Let’s say, for argument’s sake, someone started writing $1 million GCI in their first or second year. Logic would tell you the suburb or suburbs they work in didn’t start producing an extra $1 million of GCI because agent X started working in the area. So who did they take it from?
In simple terms, they were able to take this business because the workflow from settlement to listing was broken, no matter how long the timeframe.
The broken workflow enabled the new agent to insert themselves into a different workflow, which was contact to listing. You see, the incumbent has the inside running and therefore the advantage, but all advantage is lost when the workflow breaks down.
Our industry is just a series of workflows: from meeting someone to database, from database to pipeline, from pipeline to list, and so on and so forth.
The real estate business is made up of a collection of workflows that can be documented, that can be process driven and can be supported by breakthroughs in our technology systems.
I have a strong belief that the days of the single agent are diminishing.
However, what occurs is people’s interpretation of these workflows can change. Often an office is made up of a series of interpretations that will cloud and in some cases break down the workflows.
The other thought pattern that clouds acceptance of workflows is immediacy, as people don’t want to invest in the future. I have just finished watching a movie on esteemed American billionaire investor Warren Buffett, who spoke at length about his best strategy – his patience. Often businesses are set up for immediacy.
Another issue is capacity. I have a strong belief that the days of the single agent are diminishing; with our customers’ expectations and the reality of what is required to work at a high level and manage all the workflows in a real estate business unit, it is becoming increasingly impossible for an agent in a single capacity to handle.
Workflows allow us to build our core product, which is trust. I have written before how we build trust through consistency and the experiences that we give our customers. I have no doubt that the real estate business of the future will be about workflows, but also allowing individuals to add some personality to these flows.

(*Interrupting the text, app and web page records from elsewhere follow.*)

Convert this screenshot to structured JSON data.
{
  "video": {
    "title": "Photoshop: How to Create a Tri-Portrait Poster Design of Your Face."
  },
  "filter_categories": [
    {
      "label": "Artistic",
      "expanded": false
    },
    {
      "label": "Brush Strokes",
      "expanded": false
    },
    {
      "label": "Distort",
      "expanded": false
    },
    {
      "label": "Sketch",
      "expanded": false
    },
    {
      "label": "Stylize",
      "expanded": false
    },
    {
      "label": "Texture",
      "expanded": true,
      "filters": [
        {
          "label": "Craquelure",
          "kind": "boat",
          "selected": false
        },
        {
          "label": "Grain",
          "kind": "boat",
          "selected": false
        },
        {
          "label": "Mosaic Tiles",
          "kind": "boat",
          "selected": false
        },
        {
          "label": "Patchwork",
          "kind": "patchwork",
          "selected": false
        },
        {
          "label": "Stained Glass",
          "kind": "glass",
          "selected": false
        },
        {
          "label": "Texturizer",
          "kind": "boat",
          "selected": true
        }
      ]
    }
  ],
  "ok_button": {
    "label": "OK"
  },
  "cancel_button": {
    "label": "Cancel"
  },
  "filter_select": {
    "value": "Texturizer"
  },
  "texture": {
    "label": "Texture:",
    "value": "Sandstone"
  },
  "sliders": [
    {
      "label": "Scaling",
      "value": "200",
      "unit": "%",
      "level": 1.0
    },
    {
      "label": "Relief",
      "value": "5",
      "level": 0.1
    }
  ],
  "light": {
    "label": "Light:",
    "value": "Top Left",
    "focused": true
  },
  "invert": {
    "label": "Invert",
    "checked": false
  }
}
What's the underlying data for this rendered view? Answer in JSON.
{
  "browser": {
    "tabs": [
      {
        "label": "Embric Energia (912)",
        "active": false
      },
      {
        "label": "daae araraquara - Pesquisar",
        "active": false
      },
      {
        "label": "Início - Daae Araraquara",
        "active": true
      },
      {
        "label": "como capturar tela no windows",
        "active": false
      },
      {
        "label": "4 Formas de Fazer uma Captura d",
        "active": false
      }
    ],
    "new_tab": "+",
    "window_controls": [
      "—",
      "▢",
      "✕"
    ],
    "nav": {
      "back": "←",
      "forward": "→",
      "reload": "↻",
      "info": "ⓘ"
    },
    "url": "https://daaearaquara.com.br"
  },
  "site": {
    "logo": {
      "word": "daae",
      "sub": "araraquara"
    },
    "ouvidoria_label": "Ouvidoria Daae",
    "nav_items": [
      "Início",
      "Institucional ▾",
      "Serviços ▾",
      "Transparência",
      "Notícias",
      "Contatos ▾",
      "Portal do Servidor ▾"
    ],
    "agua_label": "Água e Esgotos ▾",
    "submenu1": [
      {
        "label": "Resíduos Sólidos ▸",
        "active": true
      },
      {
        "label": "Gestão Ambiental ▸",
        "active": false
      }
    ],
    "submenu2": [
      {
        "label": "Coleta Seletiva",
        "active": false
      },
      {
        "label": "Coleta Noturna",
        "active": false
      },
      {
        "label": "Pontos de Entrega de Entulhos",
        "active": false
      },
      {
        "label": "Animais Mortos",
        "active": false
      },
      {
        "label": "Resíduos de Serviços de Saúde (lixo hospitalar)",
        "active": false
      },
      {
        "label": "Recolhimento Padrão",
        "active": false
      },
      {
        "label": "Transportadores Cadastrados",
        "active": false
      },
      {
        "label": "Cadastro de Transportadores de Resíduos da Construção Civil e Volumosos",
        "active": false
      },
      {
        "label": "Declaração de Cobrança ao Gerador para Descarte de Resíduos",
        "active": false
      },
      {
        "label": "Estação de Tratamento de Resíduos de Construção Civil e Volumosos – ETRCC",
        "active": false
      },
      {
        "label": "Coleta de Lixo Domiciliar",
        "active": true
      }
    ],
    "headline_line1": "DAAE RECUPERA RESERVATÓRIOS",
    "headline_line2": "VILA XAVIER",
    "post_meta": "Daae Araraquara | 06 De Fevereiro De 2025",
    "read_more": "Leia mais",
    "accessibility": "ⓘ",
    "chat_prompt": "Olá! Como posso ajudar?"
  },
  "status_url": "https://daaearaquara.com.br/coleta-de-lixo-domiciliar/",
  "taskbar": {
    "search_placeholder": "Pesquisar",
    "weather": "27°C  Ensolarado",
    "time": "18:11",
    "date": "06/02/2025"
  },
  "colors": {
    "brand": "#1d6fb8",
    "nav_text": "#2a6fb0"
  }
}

I believe there are somewhere between 10 and 12 workflows that should be forming the basis of any great career. So the next time you see a top performer why don’t you ask a different question – who did they take the business from and how were they able to do it?